Novo Banco’s capital request a hit for regulators’ reputations
Novo Banco has requested a capital injection of €1.037bn, much of which will be sourced from the Portuguese state. This shines a bad light on European banking regulators and their mandates.
Last week, Portuguese lender Novo Banco reported its 2019 year-end results, where it showed €1.067bn of losses, a 25% improvement on the previous year.
That was the good news.
The bad news was that the bank said it would request €1.037bn from the Portuguese resolution fund (FdR), the country’s public body that supports resolution measures applied by the Bank of Portugal.
This was not the first time Novo Banco has asked for the resolution fund to help. The new request, if granted, would bring Novo's total capital injections from the FdR to €2.978bn since 2017.
The reasons for the injections have their origins in the sale of a 75% stake in the bank to US private equity fund Loan Star in 2017.
Novo Banco was created in 2014, comprising the good bits of Banco Espírito Santo, which entered into resolution that year. The Portuguese state owned it all until Lone Star arrived, keeping 25% after the sale was completed.
A clause in the sale contained a contingent capitalisation agreement (CCA). The CCA would be triggered if certain ratios for the bank fell under particular thresholds, or if the bank registered losses across specified assets, forcing the FdR to inject capital to replenish the bank’s capital ratios.
The agreement also stipulated a ceiling of €3.89bn of injections from the FdR.
Reaching the limit
The sale of the stake in Novo Banco from Lone Star was “conditional on the customary approvals”, as the Bank of Portugal said, which meant that the European Central Bank (ECB) and the European Commission had to give their blessings.
The sale met no resistance. The European Commission in October 2017 approved it “based on the bank’s far-reaching restructuring plan and measures to limit distortions to competition”.
But it was not long before the bank needed the injections. In 2019 it said that losses the year before had prompted it to request €1.149bn to the FdR as part of the CCA.

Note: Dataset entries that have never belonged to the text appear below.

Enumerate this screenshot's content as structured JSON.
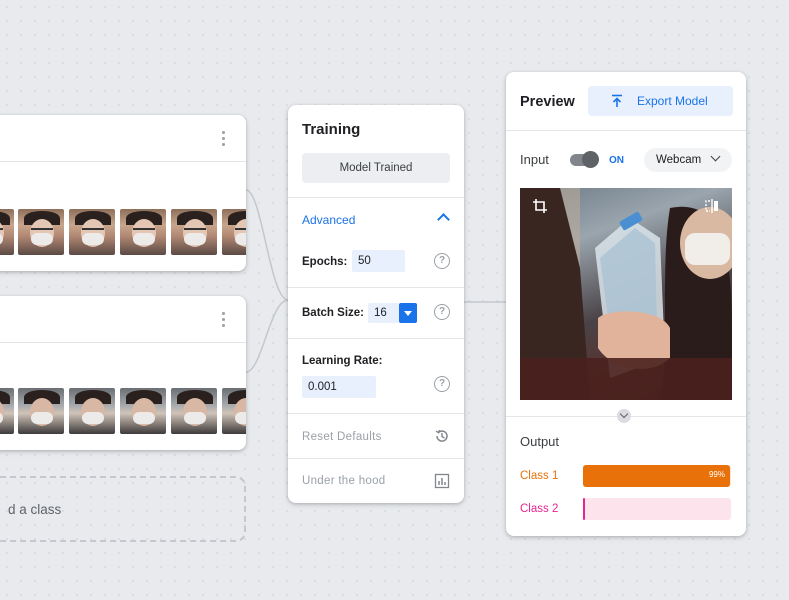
{
  "add_class": {
    "label": "d a class"
  },
  "training": {
    "title": "Training",
    "train_button": "Model Trained",
    "advanced_label": "Advanced",
    "epochs": {
      "label": "Epochs:",
      "value": "50"
    },
    "batch_size": {
      "label": "Batch Size:",
      "value": "16"
    },
    "learning_rate": {
      "label": "Learning Rate:",
      "value": "0.001"
    },
    "reset_defaults": "Reset Defaults",
    "under_the_hood": "Under the hood",
    "help_glyph": "?"
  },
  "preview": {
    "title": "Preview",
    "export_label": "Export Model",
    "input_label": "Input",
    "toggle_state": "ON",
    "source_select": "Webcam",
    "output_label": "Output",
    "classes": [
      {
        "name": "Class 1",
        "confidence": 0.99,
        "percent_text": "99%",
        "color": "#e8710a",
        "track": "#fde6cf"
      },
      {
        "name": "Class 2",
        "confidence": 0.01,
        "percent_text": "",
        "color": "#e52592",
        "track": "#fde4ec"
      }
    ]
  },
  "colors": {
    "accent": "#1a73e8",
    "class1": "#e8710a",
    "class2": "#d4507e"
  },
  "icons": [
    "kebab-icon",
    "chevron-up-icon",
    "help-icon",
    "dropdown-icon",
    "history-icon",
    "chart-icon",
    "upload-icon",
    "crop-icon",
    "flip-icon",
    "arrow-down-icon"
  ]
}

Now, the bank is approaching the limit it can receive from the FdR and its latest results show that it may well hit that limit.
Last year, when Novo Banco said that it needed money, the FdR said there was only so much with which it could help, and that the state would provide up to €850m.
Last week, when the FdR's president told parliament that he predicted that Novo Banco would need a €1.037bn injection, he noted that the FdR only had up to €255m to contribute, and that the state would need to find remaining €850m.
This seems to suggest that the FdR never possessed anywhere near the €3bn it is potentially on the hook for. It must have been inevitable that some of the contribution would have to come from state loans. In short, Lone Star is a beneficiary of Portuguese state aid.
The European Commission or the ECB seem to have devoted little thought to the consequences of the sale of the Novo Banco stake to Lone Star. Their short-sightedness has left the Portuguese taxpayer to pick up at least some of the bill.
It runs contrary to the aims of recent European financial regulation — that troubled banks should source funds from creditors, not taxpayers.
The episode reflects poorly on those publicly-owned institutions supposedly acting in the interests of the public.
If regulators want private institutions to take their mandate more seriously, they must think through how their decisions will stop public money from pouring into private pockets.